A sampling of my gruesome treatments.



This eve, my first return to the isle of Man-hattan since my psychic calamity. Dinner at the charmingly workaday Delmonico's. I did not save a current menu, but here is one Mamá had saved from a similarly impoverished dinner many years ago:

I am on a strict diet and so nibbled only on the nonpareil salad. Yet, when Papá and nurse Beulah were'n't looking, I enjoyed several nips from cousin Roscoe's Palmettes of Snipe à la Osborn.


My literary return

My team of physicians has granted me tentative permission to use pen and paper.

They have not, however, granted me permission to keep a diary, especially not one allowed into the public via this perilously revelatory forum. Thus, I pen these words in secret, early in the morn -- only the servants are awake at this dark hour, diligently preparing today's bread and terrine of Rouennais duckling.

Papá has said that all the romantic literature I read goes to my head -- I previously scoffed at this notion, but perhaps there is some truth in his pronouncement. 'Tis not only a well-accepted tenet of decent society, but a fact reinforced and documented by modern psychiatric science, that the female mind is more excitable than that of her sterner counterpart, that it is more easily swayed by passions, more easily tempted by evil, less able to comprehend what is in her own best interest; the female is more apt to be tantrum-prone, and to overestimate her own capacity to cope with matters intellectual. Exposure to ideas and theories is likely to reduce her to a sobbing heap of neurotic flesh and hard, arid uterus. None of this is in dispute; both convention and empirical evidence are in agreement on this. The dilemma arises from attempting to quell the thirst within me to learn, to explore the unsavory areas of life and the mind. It is not a healthy thirst, merely a natural one. Yet man (and woman, dare I say) has conquered nature before. If the hand of man can craft the gleaming metropolis of Man-hattan out of nothing but savage wilds,

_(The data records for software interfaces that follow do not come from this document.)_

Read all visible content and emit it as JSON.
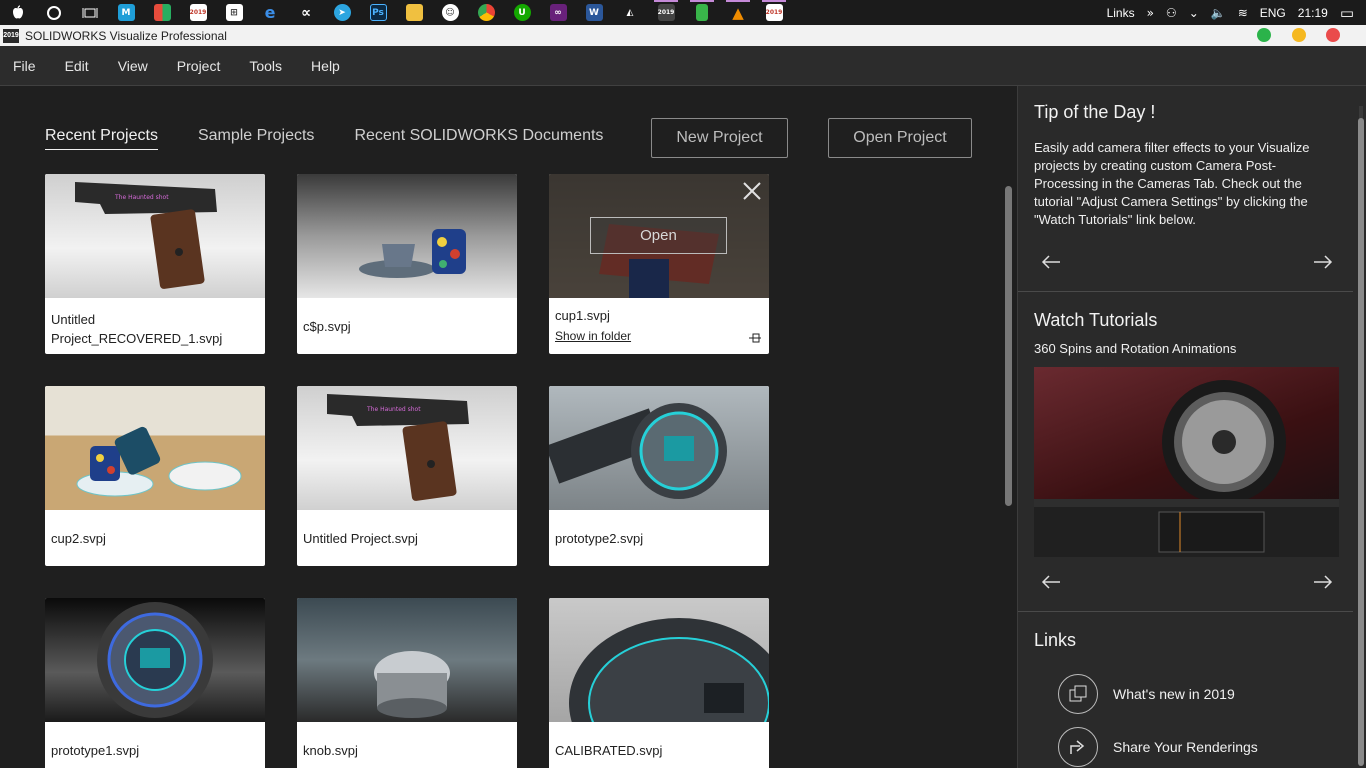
{
  "taskbar": {
    "links_label": "Links",
    "lang": "ENG",
    "time": "21:19",
    "badges": [
      "2019",
      "2019",
      "2019",
      "2019"
    ]
  },
  "window": {
    "title": "SOLIDWORKS Visualize Professional",
    "icon_text": "2019"
  },
  "menu": [
    "File",
    "Edit",
    "View",
    "Project",
    "Tools",
    "Help"
  ],
  "main": {
    "tabs": [
      "Recent Projects",
      "Sample Projects",
      "Recent SOLIDWORKS Documents"
    ],
    "new_project": "New Project",
    "open_project": "Open Project",
    "hover_open": "Open",
    "show_in_folder": "Show in folder",
    "projects": [
      {
        "name": "Untitled Project_RECOVERED_1.svpj",
        "thumb": "pistol"
      },
      {
        "name": "c$p.svpj",
        "thumb": "cup-plate"
      },
      {
        "name": "cup1.svpj",
        "thumb": "cup-hover"
      },
      {
        "name": "cup2.svpj",
        "thumb": "cups-table"
      },
      {
        "name": "Untitled Project.svpj",
        "thumb": "pistol"
      },
      {
        "name": "prototype2.svpj",
        "thumb": "watch-mall"
      },
      {
        "name": "prototype1.svpj",
        "thumb": "watch-dark"
      },
      {
        "name": "knob.svpj",
        "thumb": "knob"
      },
      {
        "name": "CALIBRATED.svpj",
        "thumb": "watch-face"
      }
    ]
  },
  "panel": {
    "tip_heading": "Tip of the Day !",
    "tip_text": "Easily add camera filter effects to your Visualize projects by creating custom Camera Post-Processing in the Cameras Tab. Check out the tutorial \"Adjust Camera Settings\" by clicking the \"Watch Tutorials\" link below.",
    "tutorials_heading": "Watch Tutorials",
    "tutorial_title": "360 Spins and Rotation Animations",
    "links_heading": "Links",
    "links": [
      "What's new in 2019",
      "Share Your Renderings"
    ]
  },
  "colors": {
    "win_green": "#2bb34a",
    "win_yellow": "#f5b820",
    "win_red": "#ea4b4b",
    "accent": "#c58ad8"
  }
}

then why shouldn't I be able to suppress my inherent urges? I can find solace in the fact that Horace is a bold navigator of the mind, and that I am a part of him. I may allow him to delve into literary matters, while I step aside and tend to the partaking of petit fours with other society ladies.


Love doth conquer all

In spite of my manifold dolorous ailments of body, mind, and spirit, I at the very least have a suitor.

How wonderful to have a Gentleman like Horace as my protector!


A mental calamity

Most heartfelt apologies, loyal readers, on my lengthy absence. I suffered a nervous breakdown after my return from Old Europe and have not fully recovered. I have spent the last three weeks in an asylum...er, rest château. It was all the excitement of seeing Horace again, combined with the horrid memory of the scene I witnessed in the jass hall. This shocking painting that I viewed in one of Europe's fine musées also contributed to my breakdown:

I am still not fit to write; the physicians have said that it is most detrimental to my psyche and Papá does not approve, thus, I must compose these sentences in private.


Merriment in l'Éurope, and Wishes for a Joyous New Year

After a hiatus in Biarritz, Monte Carlo, and Lido over the holidays, we have arrived safely back in our stately estate along one of the great rivers of our splendorous nation (I am afraid I may not name my exact location; one must’n’t tempt destitute factory workers intent on capturing Papà’s fortunes). Welcome back to me! I did not want for attention whilst abroad, attracting many potential suitors as I strolled feebly through hotel lounges and along beaches. The briny air was beneficial for my consumption, I was able to hone my skills in the French language, and my neurasthenia dissipated into imperceptibility! I did so miss Horace, but now we are back together, spending evenings a comfortable eight feet from one another in the parlor, Horace serenading me with his euphonium.


En Lido, nous sommes restées ici, à l’Hôtel Excelsior:

Un souvenir de Biarritz:

Une image de Monte Carlo:

Et une peinture du Ballet Russe que nous avons vu à Monte Carlo:

Et enfin, (je ne dois pas oublier):

Joyeux Noël et Bonne Nouvelle Année!